This lesson reflects on “Everyday in the life of a Biomedical Engineer”
What does a Biomedical Engineer do?
Conduct research, along with life scientists, chemists, and medical scientists, on the engineering aspects of the biological systems of humans and animals. Design and develop medical diagnostic and clinical instrumentation, equipment, and procedures, using the principles of engineering and biobehavioral sciences. Research new materials to be used for products, such as implanted artificial organs. Develop models or computer simulations of human biobehavioral systems to obtain data for measuring or controlling life processes. Adapt or design computer hardware or software for medical science uses.
Related careers include those listed below:
Physicians who treat diseases, injuries, and deformities by invasive, minimally-invasive, or non-invasive surgical methods, such as using instruments, appliances, or by manual manipulation.
Develop usable, tangible products, using knowledge of biology, chemistry, or engineering. Solve problems related to materials, systems, or processes that interact with humans, plants, animals, microorganisms, or biological materials.
Supplies, facility needs, prerequisite skills and knowledge, student types, period length etc. classroom management
Class set of internet enabled computers (Chromebooks will work), 3D Printer with generic splint file, pre-printed generic splints for each table, two colors of small post it notes, and writing utensils. Technology needs include a projector/TV with appropriate connection to a computer. The ability to stream video via YouTube.
Markers, Easel pad (1 sheet for each team), and small sticky notes in varying colors
Digital Fabrication Software & Equipment
Tinkercad (3D modeling) and 3D printer
Design Files attachment
3D TinkerCAD Files
Step One: Engage – Day #1 (Introduce students to a splint, and share ideas to develop a new design.) 15 minutes
Step Two: Explore, Prepare, and Explain – Day #1(Provide context about making a splint and introduction to CAD software.)
Explore and Prepare
Teacher tells students: “Imagine if when a basketball player jammed their finger during a game. Now, imagine the player was fitted with a personalized splint before the end of the game. Over the next four days we are going to learn about design with 3D printing and discover the power of creating our own custom medical instrument.”
Step Three: Explain – Day #15
The instructor starts class with a challenge:
Step Four to Step Six: Elaborate, Evaluate, Engage – Day #2(Collect measurements, innovate, and notice connections to GE careers.)
Step Four: Elaborate – Day #2
The classroom teacher should become familiar with downloading completed files from Tinkercad, rename them according to a convention, and save the .SVG file to a flash drive before class starts. (Choose Design Download for 3D Printing)
Step Five: Evaluate – Day #2

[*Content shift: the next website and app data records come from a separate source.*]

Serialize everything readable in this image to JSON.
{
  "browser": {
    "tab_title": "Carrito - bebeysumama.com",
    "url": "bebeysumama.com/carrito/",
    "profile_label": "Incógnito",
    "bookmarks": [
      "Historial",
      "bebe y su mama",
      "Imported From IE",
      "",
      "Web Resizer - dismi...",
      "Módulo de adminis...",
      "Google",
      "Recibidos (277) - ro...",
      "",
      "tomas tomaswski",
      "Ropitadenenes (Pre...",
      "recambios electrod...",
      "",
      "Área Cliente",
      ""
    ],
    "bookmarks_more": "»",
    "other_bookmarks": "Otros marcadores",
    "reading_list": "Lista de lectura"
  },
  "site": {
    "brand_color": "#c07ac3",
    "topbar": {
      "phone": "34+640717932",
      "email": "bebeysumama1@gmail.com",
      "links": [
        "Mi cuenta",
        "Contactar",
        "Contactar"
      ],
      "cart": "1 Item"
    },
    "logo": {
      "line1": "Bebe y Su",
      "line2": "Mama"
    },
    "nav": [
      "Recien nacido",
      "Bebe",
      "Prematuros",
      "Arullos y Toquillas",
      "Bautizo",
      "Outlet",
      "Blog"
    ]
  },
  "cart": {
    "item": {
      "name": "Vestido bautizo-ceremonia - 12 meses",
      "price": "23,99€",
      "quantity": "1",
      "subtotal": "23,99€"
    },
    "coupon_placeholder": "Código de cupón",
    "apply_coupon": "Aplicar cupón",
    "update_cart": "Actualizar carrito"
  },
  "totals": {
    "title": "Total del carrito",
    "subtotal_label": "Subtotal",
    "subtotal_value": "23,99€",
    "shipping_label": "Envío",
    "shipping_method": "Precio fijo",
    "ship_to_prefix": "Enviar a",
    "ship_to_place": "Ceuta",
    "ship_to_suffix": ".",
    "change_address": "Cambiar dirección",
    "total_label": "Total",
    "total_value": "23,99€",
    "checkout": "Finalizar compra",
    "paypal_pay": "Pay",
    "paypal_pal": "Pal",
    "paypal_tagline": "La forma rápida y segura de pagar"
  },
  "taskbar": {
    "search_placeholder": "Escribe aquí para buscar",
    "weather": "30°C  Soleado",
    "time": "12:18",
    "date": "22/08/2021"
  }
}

Step Six: Engage – Day #2
Step Seven: Explore – Day #3 (Familiarize students with the Engineering Design Process.)
Step Eight: Elaborate – Day #4 (Create 3D renderings.)
Step Nine: Evaluate – Day #5
Time: Ranges from hours to days depending on projects. (Can be 6+ hours of printing time.)
Massachusetts Science and Engineering Standards
2016 Massachusetts Science Technology and Engineering Learning Standards High School: Overview of Science and Engineering Practices
Digital Fabrication Understanding – I Can Statements Fab I Can Statements:
(S.1) Safety: I can safely conduct myself in a Fab Lab, observe operations and follow general safety protocols under guidance from an instructor.
(DP.1) Design Process: I can modify an existing design under instructor guidance.
(DP.3) Design Process: I can create analog models (e.g. sketches, small physical models, etc.) to facilitate a design process.
(CAD.2) Computer Aided Design: I can draw a basic design using 2D Raster Graphics.
(MO.1) Machine Operation: I can safely observe digital fabrication machine working and describe their operation.
(F.1) Fabrication: I can assemble an object using prefabricated components.